David SchroeterLocal Government2018District of Fort St. JamesCAO, Fort St. James

“Seeing so many intern alumni representing their communities during this meeting with Minister Cullen was an unexpected and joyful surprise,” said Alanna Le Cerf, internships program manager, Northern Development. “Since the beginning, the internship programs have been developed to provide a solid foundation for recent post-secondary graduates who are looking to begin a fulfilling career in local government. This picture shows the long-term positive impacts the programs are having in the north and beyond.”

The Trust offers two internships: local government and First Nations government. At this time, there are three placements remaining for 2022, one in each District of Fort St. James, District of Mackenzie and Peace River Regional District. For information about the internship programs visit northerndevelopment.bc.ca/internships.

Photo: Saulteau First Nations website

Earlier this year, Saulteau First Nations welcomed their second intern through the Trust’s First Nations Government Internship program. Gbenga Ayansola is one of four interns to be placed with a First Nations government in Northern B.C. through the Trust’s program in 2021.

“My experience with Saulteau First Nations has been such a pleasant one,” said Ayansola. “I was welcomed by staff members who genuinely love the land, share a common vision and are so passionate about what they are doing. The love could be felt and that created a very conducive environment for me as an in intern to give my best toward the progressive works going on in the Nation. I have had the opportunity to work with passionate people on amazing projects.”

Ayansola graduated in 2020 from the University of Northern British Columbia with a Master of Sciences in natural resource and environmental studies, forestry and wood engineering. He also has a Master of Sciences; Engineering – wood science technology from Tallinn University of Technology in Estonia.

Saulteau First Nations eagerly welcomed Ayansola to their team and carefully crafted a work plan prior to applying to Northern Development to host an intern. Ayansola is based in the finance and administration department, a place strategically chosen to provide the intern opportunities to learn about multiple aspects of First Nation’s government while remaining with one team in one location – providing stability and continuity during the 12-month placement.

“The Northern Development internship program is an exciting, unique, and mutually beneficial program,” said Sarah Canning, human resources advisor, Saulteau First Nations. “Not only does this program allow an intern to gain firsthand exposure to working within a First Nation Government, it allows the Nation to benefit from the intern’s vast amount of knowledge and experience in their field of studies. Saulteau First Nations has participated in the program twice now and highly encourage other Nations to utilize this program. We enjoy how grateful and eager the interns are to expand their horizons and feel that First Nations have a special ability to open doors of opportunity for the interns, thus benefiting them as they progress in their careers.”

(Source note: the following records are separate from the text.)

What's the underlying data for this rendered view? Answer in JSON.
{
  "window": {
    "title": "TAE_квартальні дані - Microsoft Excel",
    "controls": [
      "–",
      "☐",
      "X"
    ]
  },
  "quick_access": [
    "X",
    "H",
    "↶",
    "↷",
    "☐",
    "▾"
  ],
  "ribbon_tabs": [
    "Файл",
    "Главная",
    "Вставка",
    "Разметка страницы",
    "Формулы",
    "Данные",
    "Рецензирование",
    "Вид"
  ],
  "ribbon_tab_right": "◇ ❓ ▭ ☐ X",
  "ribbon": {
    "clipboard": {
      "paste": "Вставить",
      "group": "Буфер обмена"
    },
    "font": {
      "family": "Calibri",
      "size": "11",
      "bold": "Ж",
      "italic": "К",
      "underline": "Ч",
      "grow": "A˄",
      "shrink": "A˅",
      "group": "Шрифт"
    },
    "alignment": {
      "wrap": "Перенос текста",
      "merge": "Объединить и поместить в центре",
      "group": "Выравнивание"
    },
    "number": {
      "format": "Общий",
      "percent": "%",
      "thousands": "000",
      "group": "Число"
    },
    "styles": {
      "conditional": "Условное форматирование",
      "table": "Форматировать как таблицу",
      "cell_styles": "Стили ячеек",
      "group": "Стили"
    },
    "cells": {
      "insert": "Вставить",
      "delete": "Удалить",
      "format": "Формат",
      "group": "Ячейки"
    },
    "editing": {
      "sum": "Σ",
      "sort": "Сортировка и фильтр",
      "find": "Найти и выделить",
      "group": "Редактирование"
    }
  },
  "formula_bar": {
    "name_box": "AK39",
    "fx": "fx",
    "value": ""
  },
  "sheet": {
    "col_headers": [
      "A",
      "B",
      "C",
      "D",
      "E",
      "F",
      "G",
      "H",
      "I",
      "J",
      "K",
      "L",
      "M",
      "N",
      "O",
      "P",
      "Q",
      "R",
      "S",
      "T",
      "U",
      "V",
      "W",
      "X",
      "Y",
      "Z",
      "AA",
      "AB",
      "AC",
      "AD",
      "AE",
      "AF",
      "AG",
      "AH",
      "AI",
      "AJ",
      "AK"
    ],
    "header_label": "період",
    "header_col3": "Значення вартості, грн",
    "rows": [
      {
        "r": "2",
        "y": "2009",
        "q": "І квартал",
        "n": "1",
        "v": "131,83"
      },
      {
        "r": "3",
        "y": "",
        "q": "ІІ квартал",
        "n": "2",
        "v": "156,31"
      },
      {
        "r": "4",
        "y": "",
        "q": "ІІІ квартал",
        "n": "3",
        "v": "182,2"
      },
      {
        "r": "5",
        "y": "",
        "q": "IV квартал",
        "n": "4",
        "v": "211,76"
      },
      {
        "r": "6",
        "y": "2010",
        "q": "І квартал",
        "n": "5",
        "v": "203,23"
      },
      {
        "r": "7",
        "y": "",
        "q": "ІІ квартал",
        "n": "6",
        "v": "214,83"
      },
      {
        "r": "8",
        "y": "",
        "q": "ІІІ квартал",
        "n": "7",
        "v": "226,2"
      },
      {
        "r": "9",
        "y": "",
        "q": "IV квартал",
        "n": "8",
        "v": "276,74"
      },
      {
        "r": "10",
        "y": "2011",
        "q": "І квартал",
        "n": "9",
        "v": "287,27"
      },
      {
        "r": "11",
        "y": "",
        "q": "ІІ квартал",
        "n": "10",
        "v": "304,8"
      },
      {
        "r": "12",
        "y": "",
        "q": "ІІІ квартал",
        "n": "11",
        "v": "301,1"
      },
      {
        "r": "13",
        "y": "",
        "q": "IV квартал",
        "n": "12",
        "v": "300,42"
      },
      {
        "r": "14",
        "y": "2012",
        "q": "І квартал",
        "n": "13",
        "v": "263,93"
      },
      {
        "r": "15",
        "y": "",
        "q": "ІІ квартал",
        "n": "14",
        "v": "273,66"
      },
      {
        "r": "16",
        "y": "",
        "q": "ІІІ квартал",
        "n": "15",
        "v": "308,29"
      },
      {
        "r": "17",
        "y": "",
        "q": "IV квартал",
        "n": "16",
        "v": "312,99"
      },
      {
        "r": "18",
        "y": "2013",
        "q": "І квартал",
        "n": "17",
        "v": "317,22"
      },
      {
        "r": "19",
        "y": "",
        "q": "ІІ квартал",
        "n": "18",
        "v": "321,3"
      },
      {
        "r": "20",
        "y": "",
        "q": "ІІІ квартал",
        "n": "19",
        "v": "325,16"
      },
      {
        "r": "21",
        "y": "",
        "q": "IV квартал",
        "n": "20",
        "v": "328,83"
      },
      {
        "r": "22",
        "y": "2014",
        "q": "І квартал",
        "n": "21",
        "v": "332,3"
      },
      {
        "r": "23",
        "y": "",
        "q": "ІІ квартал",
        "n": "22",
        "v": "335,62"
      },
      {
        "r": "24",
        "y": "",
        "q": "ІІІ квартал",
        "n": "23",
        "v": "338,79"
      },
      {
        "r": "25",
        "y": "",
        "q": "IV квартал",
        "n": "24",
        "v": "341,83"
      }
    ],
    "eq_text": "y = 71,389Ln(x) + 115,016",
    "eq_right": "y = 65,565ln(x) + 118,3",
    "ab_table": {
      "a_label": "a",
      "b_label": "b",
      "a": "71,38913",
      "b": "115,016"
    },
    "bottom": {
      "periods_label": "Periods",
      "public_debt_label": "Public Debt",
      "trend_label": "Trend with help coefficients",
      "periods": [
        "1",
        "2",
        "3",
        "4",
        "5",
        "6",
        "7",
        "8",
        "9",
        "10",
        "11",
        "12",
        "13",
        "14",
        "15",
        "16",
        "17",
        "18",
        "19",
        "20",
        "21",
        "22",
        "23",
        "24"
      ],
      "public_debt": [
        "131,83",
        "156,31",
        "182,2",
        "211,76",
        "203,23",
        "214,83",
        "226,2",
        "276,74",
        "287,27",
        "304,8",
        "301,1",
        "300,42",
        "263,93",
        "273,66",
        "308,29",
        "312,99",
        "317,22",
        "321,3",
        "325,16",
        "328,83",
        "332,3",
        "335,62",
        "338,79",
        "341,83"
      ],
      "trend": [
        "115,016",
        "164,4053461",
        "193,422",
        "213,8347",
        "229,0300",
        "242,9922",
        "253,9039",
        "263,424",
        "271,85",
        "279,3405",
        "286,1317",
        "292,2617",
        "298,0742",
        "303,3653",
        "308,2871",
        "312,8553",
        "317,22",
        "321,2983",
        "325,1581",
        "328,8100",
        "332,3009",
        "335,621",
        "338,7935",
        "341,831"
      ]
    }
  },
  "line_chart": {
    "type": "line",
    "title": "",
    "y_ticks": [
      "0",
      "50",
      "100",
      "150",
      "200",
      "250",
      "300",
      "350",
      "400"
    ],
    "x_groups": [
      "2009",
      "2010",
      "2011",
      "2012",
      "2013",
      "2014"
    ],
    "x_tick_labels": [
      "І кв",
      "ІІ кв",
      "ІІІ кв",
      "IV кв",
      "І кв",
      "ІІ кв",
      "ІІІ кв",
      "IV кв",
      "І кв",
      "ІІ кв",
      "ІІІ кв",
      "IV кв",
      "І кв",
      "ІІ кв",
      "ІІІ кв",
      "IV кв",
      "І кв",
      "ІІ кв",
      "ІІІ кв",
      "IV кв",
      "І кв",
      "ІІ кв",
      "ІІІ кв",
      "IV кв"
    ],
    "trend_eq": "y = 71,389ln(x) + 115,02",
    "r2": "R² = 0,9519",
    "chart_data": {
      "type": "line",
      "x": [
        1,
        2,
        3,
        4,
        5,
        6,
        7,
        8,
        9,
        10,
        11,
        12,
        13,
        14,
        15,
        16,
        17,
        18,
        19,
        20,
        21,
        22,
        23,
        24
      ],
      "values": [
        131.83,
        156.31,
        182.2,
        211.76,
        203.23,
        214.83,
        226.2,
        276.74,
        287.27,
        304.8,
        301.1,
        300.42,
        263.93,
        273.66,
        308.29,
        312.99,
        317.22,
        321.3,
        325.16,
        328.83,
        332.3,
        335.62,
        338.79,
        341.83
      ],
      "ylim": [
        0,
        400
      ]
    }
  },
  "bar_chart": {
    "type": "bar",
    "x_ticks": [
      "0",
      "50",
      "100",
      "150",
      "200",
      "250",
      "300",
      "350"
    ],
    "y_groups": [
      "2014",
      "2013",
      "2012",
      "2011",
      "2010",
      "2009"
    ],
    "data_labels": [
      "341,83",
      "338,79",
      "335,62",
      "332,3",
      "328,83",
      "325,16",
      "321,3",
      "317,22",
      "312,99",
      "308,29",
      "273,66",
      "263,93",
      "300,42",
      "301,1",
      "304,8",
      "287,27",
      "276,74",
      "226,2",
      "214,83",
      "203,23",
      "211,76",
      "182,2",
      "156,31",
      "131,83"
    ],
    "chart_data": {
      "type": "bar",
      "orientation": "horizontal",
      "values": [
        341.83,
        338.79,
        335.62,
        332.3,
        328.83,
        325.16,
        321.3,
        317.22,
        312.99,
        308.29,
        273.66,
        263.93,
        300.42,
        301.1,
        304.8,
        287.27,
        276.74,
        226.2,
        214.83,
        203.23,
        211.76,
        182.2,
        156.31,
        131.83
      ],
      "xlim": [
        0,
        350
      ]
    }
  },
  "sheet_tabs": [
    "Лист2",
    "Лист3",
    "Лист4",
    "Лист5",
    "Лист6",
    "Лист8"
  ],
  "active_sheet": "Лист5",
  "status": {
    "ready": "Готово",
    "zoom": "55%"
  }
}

Sarah Canning, Ayansola’s mentor, was also a mentor to Jason Ermineskin, an intern in 2019. Ermineskin was Saulteau First Nations’ first intern, and both the host government and intern found the experience to be successful. Ermineskin is now permanently employed by ASKI Reclamation LP, one of Saulteau First Nations’ companies, as a project administrator.

Funding for Ayansola’s internship position is through the Northern Development’s First Nations Government Internship program. This program allows rural, Indigenous communities to recruit and retain talented professionals, increasing capacity and contributing to succession planning. Saulteau First Nations receives $55,000 from the Trust to assist with the costs of hosting an intern. Of this, $45,000 is for the intern’s salary and $10,000 is for the intern’s housing allowance.